Canoeing with the Kushiro Salmon Society was definitely one of my most favorite moments from the trip. I rode with Kosugi-san, who told me stories from his seventy plus years of living in Kushiro. Aside from hearing about local life in Kushiro, it was interesting to see the river from our point of view in the canoes, paddling upstream and then downstream. The river was full of life, from the plants to the small fish inhabiting the river. Though I have canoed in the past, it was my first time canoeing not as a tourist for leisure, but as an observer for academic purposes, allowing me to view Kushiro River (and rivers in general) from a whole new perspective.
It was my first time attending and presenting at a symposium. Though we had a limited amount of time to prepare and practice for our presentation and though our knowledge was limited compared to the speakers, I think that our class did a very good job. It was interesting to hear the visions and current projects of the speakers and the groups they represent, providing us with a deeper understanding of the complex issues concerning salmon aquaculture. One of the questions that came up during the open discussion was: how can we improve communication among the various groups involved, such as social scientists, local governments, fishing cooperative and other members of the community? I agree with Professor Yu that by holding a symposium like ours, though small in size, already places us one step closer to solidarity, providing us with a common space to speak a common language. I deeply believe that through increased communication and an effort to understand each others’ perspective, issues would be resolved.
1. BBQ Night
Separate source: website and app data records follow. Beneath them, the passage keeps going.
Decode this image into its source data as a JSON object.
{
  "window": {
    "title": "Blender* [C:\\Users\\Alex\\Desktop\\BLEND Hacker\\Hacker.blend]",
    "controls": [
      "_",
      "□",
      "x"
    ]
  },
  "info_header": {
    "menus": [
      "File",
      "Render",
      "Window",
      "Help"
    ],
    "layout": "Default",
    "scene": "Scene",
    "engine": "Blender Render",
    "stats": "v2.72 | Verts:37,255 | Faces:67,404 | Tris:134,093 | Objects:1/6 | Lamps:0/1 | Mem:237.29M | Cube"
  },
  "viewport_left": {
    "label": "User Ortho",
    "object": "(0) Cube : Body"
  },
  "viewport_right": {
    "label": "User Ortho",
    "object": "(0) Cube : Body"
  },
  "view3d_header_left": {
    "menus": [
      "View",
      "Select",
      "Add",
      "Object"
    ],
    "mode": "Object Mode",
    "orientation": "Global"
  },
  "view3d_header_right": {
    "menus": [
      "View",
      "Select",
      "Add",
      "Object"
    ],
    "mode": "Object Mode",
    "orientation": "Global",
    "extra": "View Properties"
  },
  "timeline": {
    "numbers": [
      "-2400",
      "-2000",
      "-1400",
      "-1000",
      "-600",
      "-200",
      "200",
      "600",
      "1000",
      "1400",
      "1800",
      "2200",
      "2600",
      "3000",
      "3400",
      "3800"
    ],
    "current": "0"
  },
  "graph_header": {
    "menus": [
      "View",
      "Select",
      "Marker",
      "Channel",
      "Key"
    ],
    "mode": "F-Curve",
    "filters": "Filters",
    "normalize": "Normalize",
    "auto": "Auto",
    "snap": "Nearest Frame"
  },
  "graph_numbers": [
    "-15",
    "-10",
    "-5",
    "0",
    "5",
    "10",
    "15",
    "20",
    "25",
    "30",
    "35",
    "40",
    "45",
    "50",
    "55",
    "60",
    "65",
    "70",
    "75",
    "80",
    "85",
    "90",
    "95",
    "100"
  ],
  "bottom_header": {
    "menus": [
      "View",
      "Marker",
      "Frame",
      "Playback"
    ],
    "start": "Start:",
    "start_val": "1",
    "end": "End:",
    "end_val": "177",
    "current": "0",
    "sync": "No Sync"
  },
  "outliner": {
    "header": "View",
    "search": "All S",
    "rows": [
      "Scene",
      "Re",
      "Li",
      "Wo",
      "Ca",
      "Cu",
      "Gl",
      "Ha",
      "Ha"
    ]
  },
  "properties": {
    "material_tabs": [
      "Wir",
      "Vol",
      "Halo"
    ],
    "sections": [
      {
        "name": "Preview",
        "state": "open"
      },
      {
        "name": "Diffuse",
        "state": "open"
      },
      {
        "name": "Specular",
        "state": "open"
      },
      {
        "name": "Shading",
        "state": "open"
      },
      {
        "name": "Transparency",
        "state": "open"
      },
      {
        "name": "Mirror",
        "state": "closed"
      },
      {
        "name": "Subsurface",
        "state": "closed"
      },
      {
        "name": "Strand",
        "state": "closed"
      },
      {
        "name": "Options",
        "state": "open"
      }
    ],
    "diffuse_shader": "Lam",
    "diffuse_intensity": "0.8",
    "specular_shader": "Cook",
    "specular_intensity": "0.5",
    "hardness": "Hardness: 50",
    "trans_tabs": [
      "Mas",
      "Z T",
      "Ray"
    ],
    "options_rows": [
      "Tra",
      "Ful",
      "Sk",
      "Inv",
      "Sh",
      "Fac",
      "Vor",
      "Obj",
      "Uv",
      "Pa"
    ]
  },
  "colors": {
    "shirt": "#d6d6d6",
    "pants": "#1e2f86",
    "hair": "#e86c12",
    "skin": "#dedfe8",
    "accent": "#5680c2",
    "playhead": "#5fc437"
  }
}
Good food with great people— barbecue night with the inspiring people we had met during our time in Hokkaido was, by far, the most memorable of all. Not only were we lucky enough to try some of the region’s best seafood, including oysters and crabs, but we also had the opportunity to talk more with the local people about their vision and their current projects. Kosugi-san, who seemed to be very curious about other countries’ efforts in solving environmental issues, and I talked about river restoration in other countries. It was clear to see how much he cared for the salmon and the rivers, to which he has dedicated most of his life, thus serving as an inspiration for us all.